You can react to that callback by taking the information provided in it (e.g. the user that created the comment, the text of the comment, date & time of the comment, etc.) and send notifications.

You are free to define:

  • which events will trigger a notification
  • how it is sent (e.g. Email, In-app, Slack, etc.)
  • what exactly it says

Again, remember that BEE only triggers the callback, and it’s up to you to react, if you want. Below you can find the technical details on the comments schema and the onComment callback.

Sample code for email notifications

We’ve put together a sample code that illustrates how to send email notifications, triggered by a mention in a comment.

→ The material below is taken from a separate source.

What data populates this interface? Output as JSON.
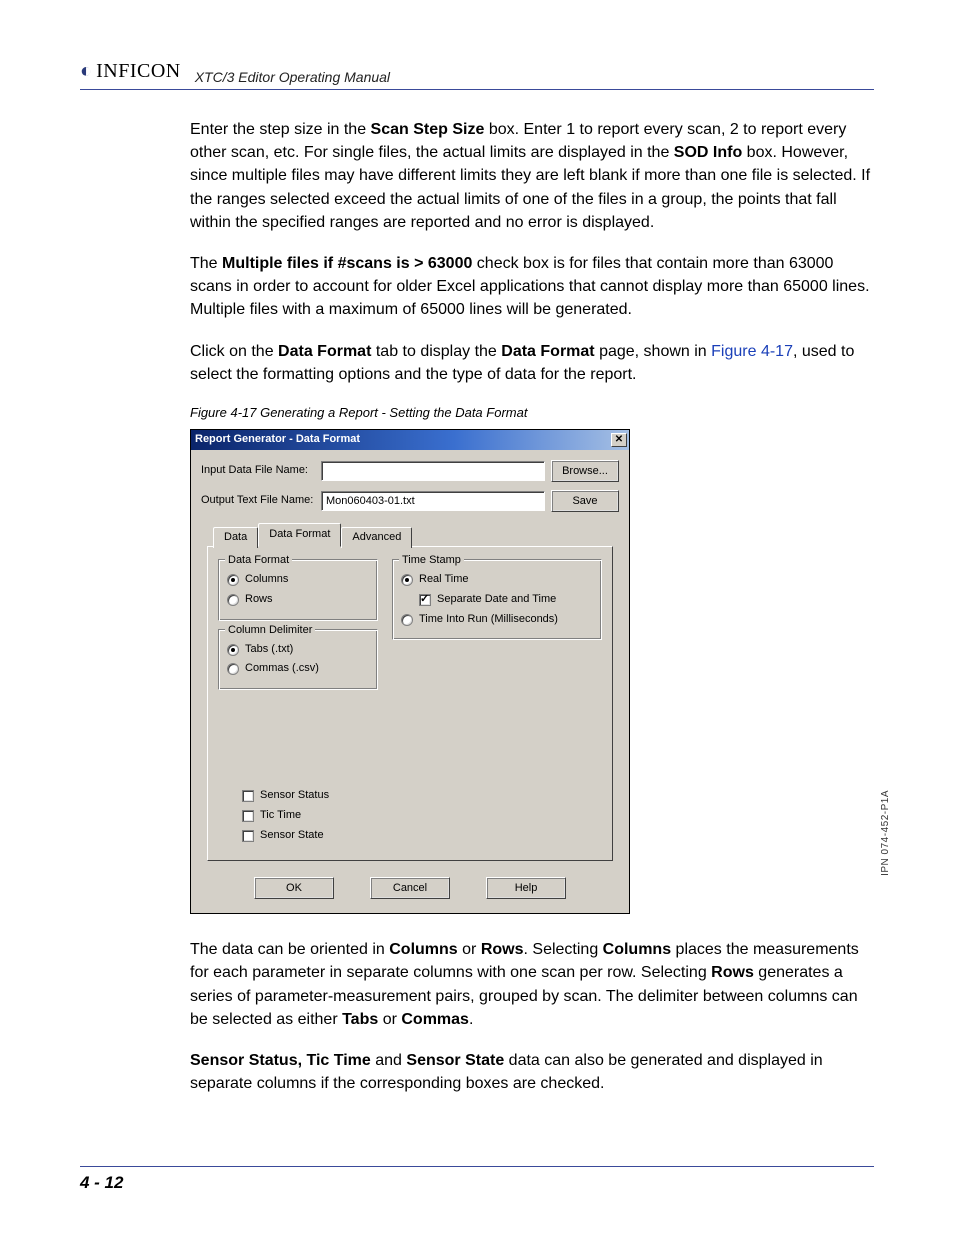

This code shows how to:

  • Define an array to hold the list of mentioned users in the comment payload.
  • Loop through the comment payload and add any strings matching a regex to the array
  • Compare each value in the array with the ‘handle’ property of each user (as defined by the host application), to grab the active users
  • Loop through your array and pull the respective email address for the handle matches (for use in notification)
  • Send the notification through email (via ajax), slack, etc… (you decide and implement how to send the notification)

Comments schema

The following JSON is saved as part of the template:




"comments": {
    "aab0227f-766d-439d-b3d9-8bf7d04d551f": {
      "content": "Here is a comment",
      "parentCommentId": null,
      "elementId": "ab35241d-dd69-4980-9385-862fedd094e4",
      "responses": [
        "84f11738-a5a2-49db-956a-ae95b4d1db67"
      ],
      "timestamp": "2020-09-07T13:58:43.147Z",
      "author": {
        "userHandle": "abfb7e82-3b9a-45fc-a40d-b22221f6a7f5",
        "username": "Test User",
        "userColor": "#dddddd"
      },
      "isElementDeleted": false
    },
    "84f11738-a5a2-49db-956a-ae95b4d1db67": {
      "content": "Here is a second comment",
      "parentCommentId": "aab0227f-766d-439d-b3d9-8bf7d04d551f",
      "elementId": "ab35241d-dd69-4980-9385-862fedd094e4",
      "responses": [],
      "timestamp": "2020-09-07T13:59:51.954Z",
      "author": {
        "userHandle": "d09b0f5d-e08b-4dca-b7ae-6010b5da04d3",
        "username": "Test User B",
        "userColor": "#cae5f1"
      },
      "isElementDeleted": false
    }
  }


You may want to save multiple copies of a template, e.g. to create a history/revision or a draft feature.

In such cases, you may decide to store the comments in a database, and add the schema back to the template when it’s loaded. Alternatively, you can keep the comments inside the template, and it will become a static part of the history.

Comments can also be added dynamically, but it’s an advanced task, which requires matching the comment schema to the target content by its “elementId”.

Commenting callback

When a thread or comment changes, BEE Plugin triggers the onComment callback.  The callback returns the following details:

change

  • JSON contains all the details on the change

comments

  • JSON array of the entire comments schema, as described in the previous section.

change schema

type

  • NEW_COMMENT
  • COMMENT_THREAD_RESOLVED
  • COMMENT_THREAD_REOPENED
  • COMMENT_EDITED
  • COMMENT_DELETED

payload

JSON contains all the details of the change

example of new comment payload




{
    "type": "NEW_COMMENT",
    "payload": {
      "commentId": "9b08e5d6-5170-4840-a14e-12cd2a6d707d",
      "comment": {
        "content": "test",
        "parentCommentId": null,
        "elementId": "ab35241d-dd69-4980-9385-862fedd094e4",
        "responses": [],
        "timestamp": "2020-09-09T02:07:14.347Z",
        "author": {
          "userHandle": "abfb7e82-3b9a-45fc-a40d-b22221f6a7f5",
          "username": "Test User",
          "userColor": "#cae5f1"
        }
      }
    }
  }